Sensing victory, escape, Bush egged the crowd on with more relieved avuncular chuckles. “I’m afraid,” he followed up, “I’m afraid it might spin ya into orbit!” The man was on fire, and he killed it. Laughter brought what was left of the house down.
Obama? Forget Obama. He conceded last year that UFOs were “real,” but he doesn’t volunteer beans about what he already knows. At least he didn’t try standup. Jimmy Carter filed his own sighting report long before he ran for the White House. Fat lotta good being president did.

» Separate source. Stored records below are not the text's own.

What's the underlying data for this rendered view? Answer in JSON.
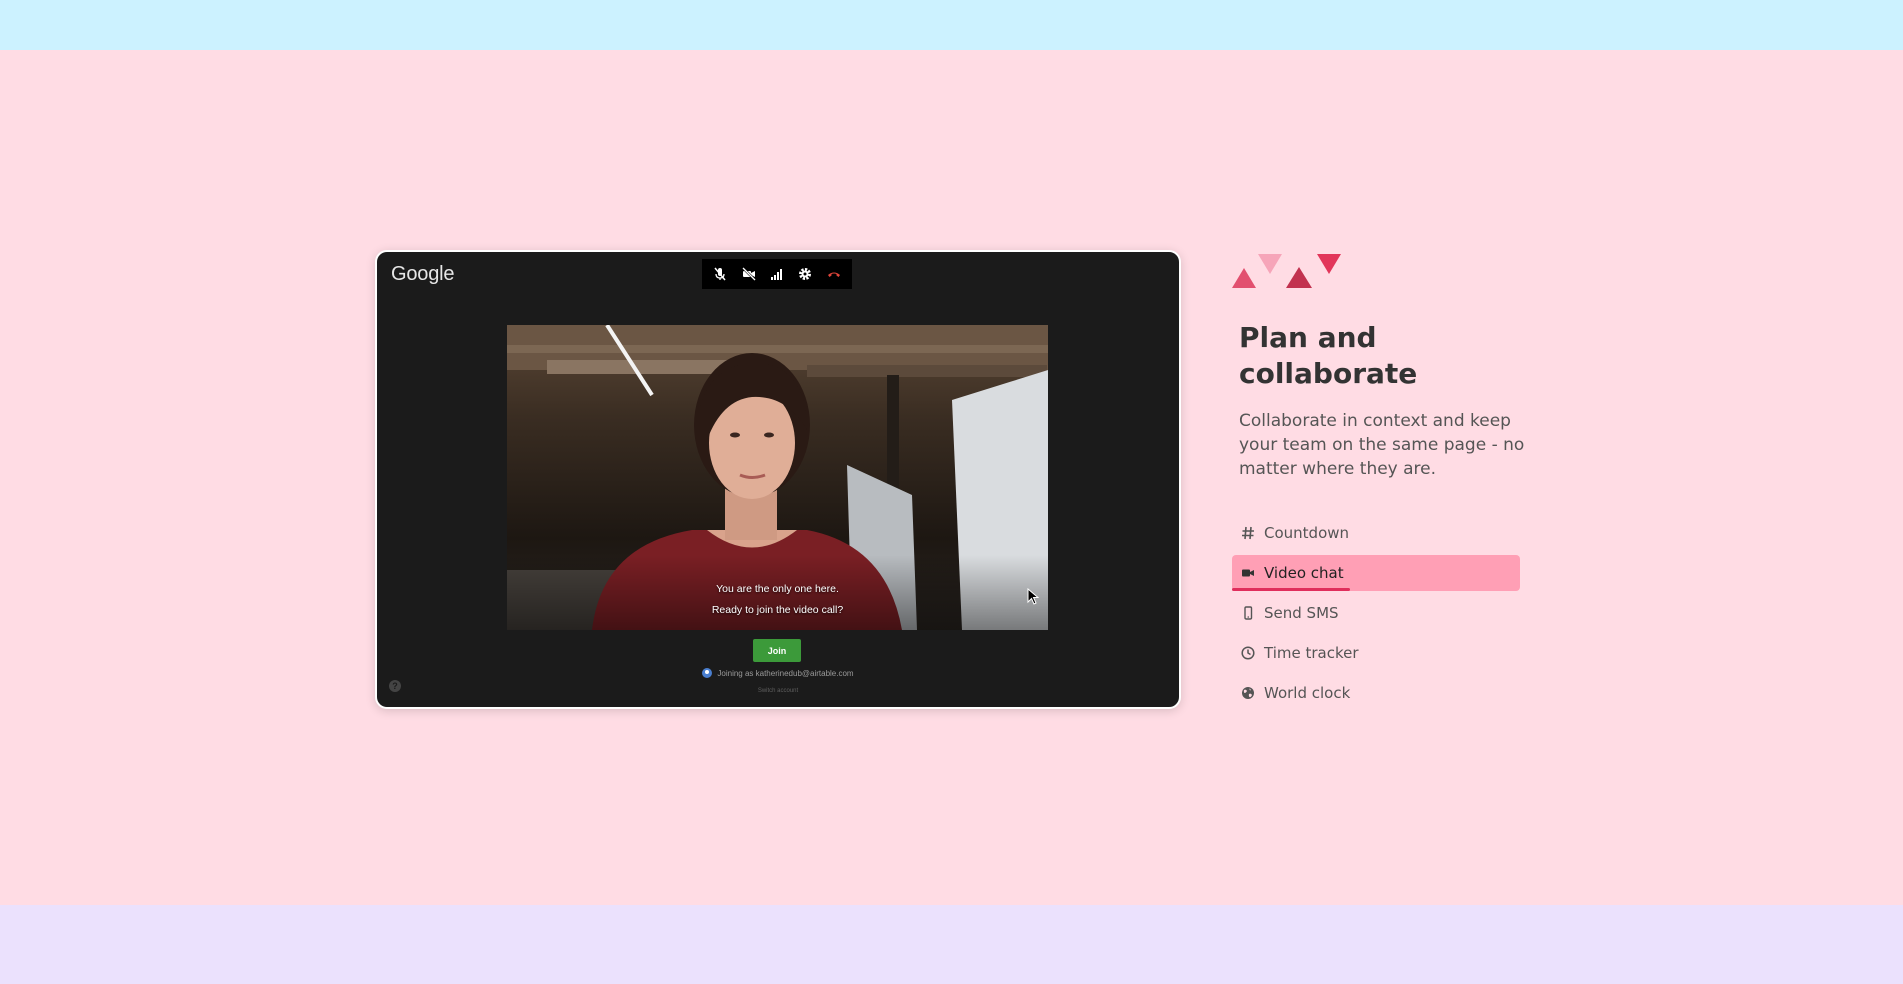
{
  "colors": {
    "top_band": "#ccf2ff",
    "page_background": "#ffdce4",
    "bottom_band": "#ebe1fd",
    "active_item": "#ff9fb5",
    "active_underline": "#e02e5c",
    "join_button": "#3c9a3a",
    "hangup": "#e0453a"
  },
  "video_panel": {
    "logo": "Google",
    "toolbar": {
      "icons": [
        "mic-off-icon",
        "camera-off-icon",
        "signal-icon",
        "gear-icon",
        "hang-up-icon"
      ]
    },
    "message_line1": "You are the only one here.",
    "message_line2": "Ready to join the video call?",
    "join_label": "Join",
    "joining_as": "Joining as katherinedub@airtable.com",
    "switch_account": "Switch account",
    "help": "?"
  },
  "feature": {
    "title": "Plan and collaborate",
    "description": "Collaborate in context and keep your team on the same page - no matter where they are.",
    "items": [
      {
        "label": "Countdown",
        "icon": "hash-icon",
        "active": false
      },
      {
        "label": "Video chat",
        "icon": "video-camera-icon",
        "active": true
      },
      {
        "label": "Send SMS",
        "icon": "phone-icon",
        "active": false
      },
      {
        "label": "Time tracker",
        "icon": "clock-icon",
        "active": false
      },
      {
        "label": "World clock",
        "icon": "globe-icon",
        "active": false
      }
    ]
  }
}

Now, two possibilities for Tucker Carlson: 1) He’s been doing UFOs for awhile, right. He may not have any idea of who’s driving this truck, but he knows it ain’t the Oval Office. To reiterate, he knows that. Or 2) The man doesn’t have a serious clue about the federal bureaucracies’ 75-year struggle with the UAP/UFO thing, or their equally long and likely illegal abuse of compartmented information in service of perpetuating public ignorance. If that’s the case, lazy research never bothered the fan club before, so what.
If 1) is true, however, then the AOIMSG kumbaya moment probably has a dangerously short fuse. How long might it take for America’s favorite most pissed-off major network television talking head to break away from an increasingly crowded field? How about goosing the coverage with something like an AOIMSG-is-a-covert-New Age-brainwashing-op-to-undermine-freedom angle? Keep an eye on this guy. A $6 million (a year) brand doesn’t have to know everything, and it can invent whatever kind of reality it wants.
* Thanks again, Giuliano — you rock.